- ASX SPI 200 futures down 0.1% to 7,385.00
- Dow Average down 0.1% to 35,772.92
- Aussie down 0.5% to 0.7194 per US$
- U.S. 10-year yield fell 2.4bps to 1.6427%
- Australia 3-year bond yield fell 3bps to 0.99%
- Australia 10-year bond yield fell 0.8bps to 1.86%
- Gold spot down 0.2% to $1,785.33
- Brent futures down 0.2% to $82.18/bbl
- 10:30am: (AU) Australia to Sell A$1.5 Billion 91-Day Bills
- 10:30am: (AU) Australia to Sell A$2 Billion 56-Day Bills
- 10:30am: (AU) Australia to Sell A$1.5 Billion 119-Day Bills
- 11:30am: (AU) Weekly Payroll Jobs and Wages in Australia (for Oct. 30)
- 11:30am: (AU) 3Q Private Capital Expenditure, est. -2.0%, prior 4.4%
Stocks climbed to session highs as investors shrugged off tapering concerns highlighted in minutes of the Federal Reserve’s last meeting. The dollar climbed and the Treasury yield curve flattened as short-end rates rose.
In the latest instance of the U.S. federal government showing it considers UFOs a very real threat, the Department of Defense late Tuesday announced plans for a new group to look into reports of unidentified aerial phenomena, as speculation grows over what is actually out there.

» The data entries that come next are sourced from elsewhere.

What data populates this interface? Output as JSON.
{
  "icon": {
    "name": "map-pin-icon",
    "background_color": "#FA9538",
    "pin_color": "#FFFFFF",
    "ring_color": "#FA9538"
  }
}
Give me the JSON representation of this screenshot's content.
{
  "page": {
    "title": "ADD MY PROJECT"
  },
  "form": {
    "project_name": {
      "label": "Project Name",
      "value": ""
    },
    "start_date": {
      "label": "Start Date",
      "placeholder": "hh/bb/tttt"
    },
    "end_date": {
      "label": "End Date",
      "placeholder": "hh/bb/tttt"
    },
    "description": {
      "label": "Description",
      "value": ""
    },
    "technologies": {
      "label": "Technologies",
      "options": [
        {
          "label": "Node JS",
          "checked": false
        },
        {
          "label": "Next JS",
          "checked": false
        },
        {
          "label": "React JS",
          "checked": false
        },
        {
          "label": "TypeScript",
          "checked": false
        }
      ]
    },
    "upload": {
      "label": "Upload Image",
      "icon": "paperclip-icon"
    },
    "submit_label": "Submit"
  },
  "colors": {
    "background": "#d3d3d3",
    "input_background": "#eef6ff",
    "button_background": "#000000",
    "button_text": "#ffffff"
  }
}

The new program, called the Airborne Object Identification and Management Synchronization Group, will examine reports of UFOs in special use airspace (SUA), such as military operation areas, to “assess and mitigate any associated threats to safety of flight and national security,” the Pentagon said in a news release.
The announcement comes just over five months after the Office of the Director of National Intelligence released a report on 144 UFO sightings by Navy pilots since 2004, with intelligence officials unable to explain 143 of the sightings, but concluding they are likely real objects that could pose a threat to national security.
Pressure has mounted for the government to ramp up its research to come up with some sort of explanation, with Sen. Mark Warner (D-Va.) saying this summer: “When you have this much visual and radar evidence that there is something … we’ve got to get an answer.”
In January, the CIA released thousands of documents that it claimed amounted to all of its UFO research, but—much like the June report—it failed to provide an answer to the phenomena.
Public interest in UFOs also reached a fever pitch this year, with Google Trends data showing spikes in searches like “UFO” and “UFO sightings” through much of the year, though it has tapered off a bit in the fall.
A massive rise in sightings by the general public has coincided with the Covid-19 pandemic—sightings reportedly increased nationwide by 16% in 2020, with sightings in New York doubling.